Of all the things that one can count as being a changing force in the way society does things, one must put the introduction of the Internet at the top of the list. The invention of the Internet - a medium with beginnings back in the 1960s - has made just about everything people do now seem quicker and more at hand than they could ever think possible.

From speaking with family in different countries to meeting different people from around the world to even watching television and movies straight from a website and through a computer monitor, the Internet has made a lot of things thought impossible possible. One of those important switches from the real world to that of the online world is the way people search for jobs. With the world coming out of an economic crisis, the ability to search for employment opportunities from one city to another or even in another country or state has made the job market readily available to everyone around the world.

So how has the Internet changed job searching? In this article, learn how we went from word of mouth to emailing companies.

How the Internet Changed Job Searching

In ancient times - that is, the time before the Internet came along - those looking for work read newspapers or took an afternoon walk and hoped to go by an office that might have a ‘Help Wanted’ sign in the window. More often than not, the jobs available weren’t much and those businesses that were hiring might not have an ad in the paper.

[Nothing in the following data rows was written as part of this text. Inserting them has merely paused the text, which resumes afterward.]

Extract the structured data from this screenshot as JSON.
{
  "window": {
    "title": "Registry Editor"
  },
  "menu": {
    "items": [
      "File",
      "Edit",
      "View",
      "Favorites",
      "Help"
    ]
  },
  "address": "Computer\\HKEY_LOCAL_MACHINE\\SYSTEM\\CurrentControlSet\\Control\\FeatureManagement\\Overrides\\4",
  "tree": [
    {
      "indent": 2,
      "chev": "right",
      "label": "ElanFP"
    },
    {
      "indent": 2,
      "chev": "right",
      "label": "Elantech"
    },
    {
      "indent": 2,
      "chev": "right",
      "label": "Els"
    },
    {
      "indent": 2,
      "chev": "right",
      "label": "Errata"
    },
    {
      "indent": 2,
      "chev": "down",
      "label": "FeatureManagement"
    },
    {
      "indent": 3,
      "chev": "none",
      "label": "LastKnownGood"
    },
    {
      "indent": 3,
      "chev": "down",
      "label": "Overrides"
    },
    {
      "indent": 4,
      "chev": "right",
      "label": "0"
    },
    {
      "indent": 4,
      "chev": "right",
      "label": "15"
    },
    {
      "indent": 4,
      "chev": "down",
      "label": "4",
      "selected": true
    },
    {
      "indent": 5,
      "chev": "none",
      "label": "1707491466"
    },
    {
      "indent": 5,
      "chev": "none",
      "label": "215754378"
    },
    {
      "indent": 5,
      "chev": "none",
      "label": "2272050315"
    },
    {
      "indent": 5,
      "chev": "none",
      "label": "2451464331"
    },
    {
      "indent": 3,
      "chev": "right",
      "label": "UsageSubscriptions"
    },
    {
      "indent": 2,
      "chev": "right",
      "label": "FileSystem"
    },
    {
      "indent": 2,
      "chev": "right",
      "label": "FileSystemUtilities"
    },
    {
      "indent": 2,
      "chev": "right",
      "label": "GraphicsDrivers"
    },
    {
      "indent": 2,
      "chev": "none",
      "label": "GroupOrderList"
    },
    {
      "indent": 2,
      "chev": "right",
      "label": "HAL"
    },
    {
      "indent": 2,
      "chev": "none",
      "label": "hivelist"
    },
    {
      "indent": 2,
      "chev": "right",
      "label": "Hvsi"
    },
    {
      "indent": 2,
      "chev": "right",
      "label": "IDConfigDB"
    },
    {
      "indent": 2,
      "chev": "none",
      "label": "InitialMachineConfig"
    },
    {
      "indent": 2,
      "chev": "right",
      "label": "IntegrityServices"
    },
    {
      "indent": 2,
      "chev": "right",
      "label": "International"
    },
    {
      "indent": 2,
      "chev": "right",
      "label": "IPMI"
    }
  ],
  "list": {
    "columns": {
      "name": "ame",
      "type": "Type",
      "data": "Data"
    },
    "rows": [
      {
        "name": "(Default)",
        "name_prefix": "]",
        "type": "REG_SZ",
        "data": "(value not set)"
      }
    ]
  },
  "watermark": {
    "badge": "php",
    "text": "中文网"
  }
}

There was also the possibility that a family member or friend had an opening at their current job that might (or might not) be suited for

them. And of course there were career fairs, in which prospective employers, companies, and businesses introduced themselves to the public at large and hoped that in the sea of people that came they would find that one individual they needed for their desired position. These combinations would eventually garner results, though for those looking to go into a certain career, the results may have varied.

Then came the Internet - a connection of networks that span the entire world, with people in different cities, states, and countries all having the ability to not only talk to each other, but allowing them to post their open positions online. Job boards such as Career Builder, Hot Jobs, and Monster allow for both employers and employees to post, respond, and view available positions that have opened within a company, or for companies, available employees who are looking. For those looking for specific jobs (like those in healthcare or technology), there are sites like Dice and Media Bistro that cater to those searchers who are looking for a certain type of position.

This isn’t to say that earlier methods of finding jobs (newspapers, word of mouth, etc) are extinct; in fact, these methods have been expanded. For instance, say someone is looking to find a job in another city or state; previously, they might have had to spend money for delivery or needed to drive there in order to get the local paper. With the Internet, many of the local papers are in both newsprint and computerized form, allowing out of state residents to view and search for jobs. This makes it easier for those thinking about transitioning from one city to another.

The same is true for those looking for employment once they have left college. Many universities and colleges have career counseling centers, but for a lot of long distance or online students, the online options for these centers allows them to get career help even when not in the city, state, or country of their school.

The Internet has changed the way people not only look for jobs, but jobs in themselves. Many jobs can be done via telecommuting; meaning that an employee doesn’t even need to leave home in order to be at work. And with social networking sites like Facebook, Twitter, and LinkedIn there are more possibilities than ever for those searching for a job.

Image content @ Morgue File